# The problem:
Copy out the data exactly as it appears, without a single image.

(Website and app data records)
▶

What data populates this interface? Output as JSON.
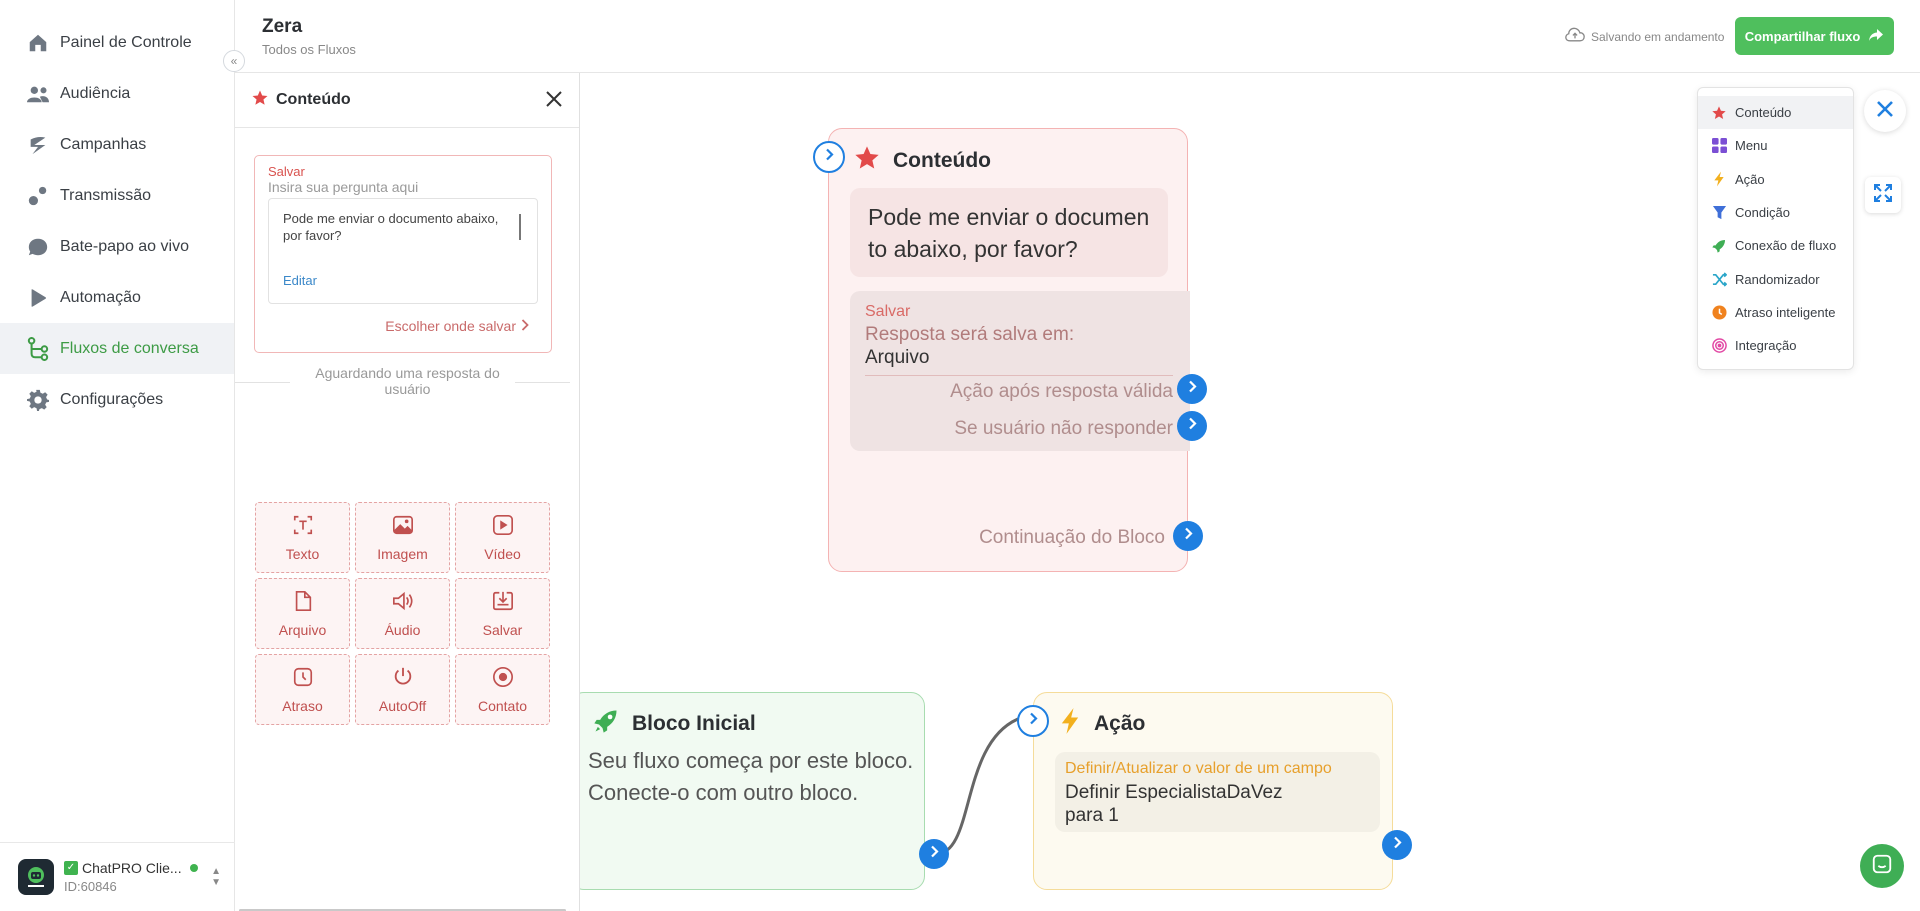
{
  "sidebar": {
    "items": [
      {
        "label": "Painel de Controle",
        "icon": "home-icon"
      },
      {
        "label": "Audiência",
        "icon": "users-icon"
      },
      {
        "label": "Campanhas",
        "icon": "campaign-icon"
      },
      {
        "label": "Transmissão",
        "icon": "broadcast-icon"
      },
      {
        "label": "Bate-papo ao vivo",
        "icon": "chat-bubble-icon"
      },
      {
        "label": "Automação",
        "icon": "play-icon"
      },
      {
        "label": "Fluxos de conversa",
        "icon": "flow-icon"
      },
      {
        "label": "Configurações",
        "icon": "gear-icon"
      }
    ],
    "active_index": 6,
    "user": {
      "name": "ChatPRO Clie...",
      "id": "ID:60846"
    }
  },
  "header": {
    "flow_name": "Zera",
    "breadcrumb": "Todos os Fluxos",
    "saving_status": "Salvando em andamento",
    "share_label": "Compartilhar fluxo"
  },
  "editor": {
    "title": "Conteúdo",
    "save_title": "Salvar",
    "question_placeholder": "Insira sua pergunta aqui",
    "message": "Pode me enviar o documento abaixo, por favor?",
    "edit_label": "Editar",
    "choose_save_label": "Escolher onde salvar",
    "awaiting_label": "Aguardando uma resposta do usuário",
    "tools": [
      {
        "label": "Texto",
        "icon": "text-icon"
      },
      {
        "label": "Imagem",
        "icon": "image-icon"
      },
      {
        "label": "Vídeo",
        "icon": "video-icon"
      },
      {
        "label": "Arquivo",
        "icon": "file-icon"
      },
      {
        "label": "Áudio",
        "icon": "audio-icon"
      },
      {
        "label": "Salvar",
        "icon": "save-icon"
      },
      {
        "label": "Atraso",
        "icon": "delay-icon"
      },
      {
        "label": "AutoOff",
        "icon": "power-icon"
      },
      {
        "label": "Contato",
        "icon": "contact-icon"
      }
    ]
  },
  "canvas": {
    "content_node": {
      "title": "Conteúdo",
      "message_line1": "Pode me enviar o documen",
      "message_line2": "to abaixo, por favor?",
      "save_title": "Salvar",
      "save_desc": "Resposta será salva em:",
      "save_target": "Arquivo",
      "valid_action": "Ação após resposta válida",
      "no_reply": "Se usuário não responder",
      "continuation": "Continuação do Bloco"
    },
    "start_node": {
      "title": "Bloco Inicial",
      "desc_line1": "Seu fluxo começa por este bloco.",
      "desc_line2": "Conecte-o com outro bloco."
    },
    "action_node": {
      "title": "Ação",
      "sec_title": "Definir/Atualizar o valor de um campo",
      "sec_line1": "Definir EspecialistaDaVez",
      "sec_line2": "para 1"
    },
    "block_menu": [
      {
        "label": "Conteúdo",
        "icon": "star-icon",
        "color": "#e24a4a"
      },
      {
        "label": "Menu",
        "icon": "grid-icon",
        "color": "#7b4fd4"
      },
      {
        "label": "Ação",
        "icon": "bolt-icon",
        "color": "#f2b01e"
      },
      {
        "label": "Condição",
        "icon": "funnel-icon",
        "color": "#3f6fd8"
      },
      {
        "label": "Conexão de fluxo",
        "icon": "rocket-icon",
        "color": "#3fae55"
      },
      {
        "label": "Randomizador",
        "icon": "shuffle-icon",
        "color": "#2ba6c9"
      },
      {
        "label": "Atraso inteligente",
        "icon": "clock-icon",
        "color": "#f0821e"
      },
      {
        "label": "Integração",
        "icon": "integration-icon",
        "color": "#e24aa5"
      }
    ]
  },
  "colors": {
    "accent": "#4fbf5d",
    "connector": "#1f7fe0",
    "content": "#e24a4a"
  }
}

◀

# Expected output:
What data populates this interface? Output as JSON.
{
  "sidebar": {
    "items": [
      {
        "label": "Painel de Controle",
        "icon": "home-icon"
      },
      {
        "label": "Audiência",
        "icon": "users-icon"
      },
      {
        "label": "Campanhas",
        "icon": "campaign-icon"
      },
      {
        "label": "Transmissão",
        "icon": "broadcast-icon"
      },
      {
        "label": "Bate-papo ao vivo",
        "icon": "chat-bubble-icon"
      },
      {
        "label": "Automação",
        "icon": "play-icon"
      },
      {
        "label": "Fluxos de conversa",
        "icon": "flow-icon"
      },
      {
        "label": "Configurações",
        "icon": "gear-icon"
      }
    ],
    "active_index": 6,
    "user": {
      "name": "ChatPRO Clie...",
      "id": "ID:60846"
    }
  },
  "header": {
    "flow_name": "Zera",
    "breadcrumb": "Todos os Fluxos",
    "saving_status": "Salvando em andamento",
    "share_label": "Compartilhar fluxo"
  },
  "editor": {
    "title": "Conteúdo",
    "save_title": "Salvar",
    "question_placeholder": "Insira sua pergunta aqui",
    "message": "Pode me enviar o documento abaixo, por favor?",
    "edit_label": "Editar",
    "choose_save_label": "Escolher onde salvar",
    "awaiting_label": "Aguardando uma resposta do usuário",
    "tools": [
      {
        "label": "Texto",
        "icon": "text-icon"
      },
      {
        "label": "Imagem",
        "icon": "image-icon"
      },
      {
        "label": "Vídeo",
        "icon": "video-icon"
      },
      {
        "label": "Arquivo",
        "icon": "file-icon"
      },
      {
        "label": "Áudio",
        "icon": "audio-icon"
      },
      {
        "label": "Salvar",
        "icon": "save-icon"
      },
      {
        "label": "Atraso",
        "icon": "delay-icon"
      },
      {
        "label": "AutoOff",
        "icon": "power-icon"
      },
      {
        "label": "Contato",
        "icon": "contact-icon"
      }
    ]
  },
  "canvas": {
    "content_node": {
      "title": "Conteúdo",
      "message_line1": "Pode me enviar o documen",
      "message_line2": "to abaixo, por favor?",
      "save_title": "Salvar",
      "save_desc": "Resposta será salva em:",
      "save_target": "Arquivo",
      "valid_action": "Ação após resposta válida",
      "no_reply": "Se usuário não responder",
      "continuation": "Continuação do Bloco"
    },
    "start_node": {
      "title": "Bloco Inicial",
      "desc_line1": "Seu fluxo começa por este bloco.",
      "desc_line2": "Conecte-o com outro bloco."
    },
    "action_node": {
      "title": "Ação",
      "sec_title": "Definir/Atualizar o valor de um campo",
      "sec_line1": "Definir EspecialistaDaVez",
      "sec_line2": "para 1"
    },
    "block_menu": [
      {
        "label": "Conteúdo",
        "icon": "star-icon",
        "color": "#e24a4a"
      },
      {
        "label": "Menu",
        "icon": "grid-icon",
        "color": "#7b4fd4"
      },
      {
        "label": "Ação",
        "icon": "bolt-icon",
        "color": "#f2b01e"
      },
      {
        "label": "Condição",
        "icon": "funnel-icon",
        "color": "#3f6fd8"
      },
      {
        "label": "Conexão de fluxo",
        "icon": "rocket-icon",
        "color": "#3fae55"
      },
      {
        "label": "Randomizador",
        "icon": "shuffle-icon",
        "color": "#2ba6c9"
      },
      {
        "label": "Atraso inteligente",
        "icon": "clock-icon",
        "color": "#f0821e"
      },
      {
        "label": "Integração",
        "icon": "integration-icon",
        "color": "#e24aa5"
      }
    ]
  },
  "colors": {
    "accent": "#4fbf5d",
    "connector": "#1f7fe0",
    "content": "#e24a4a"
  }
}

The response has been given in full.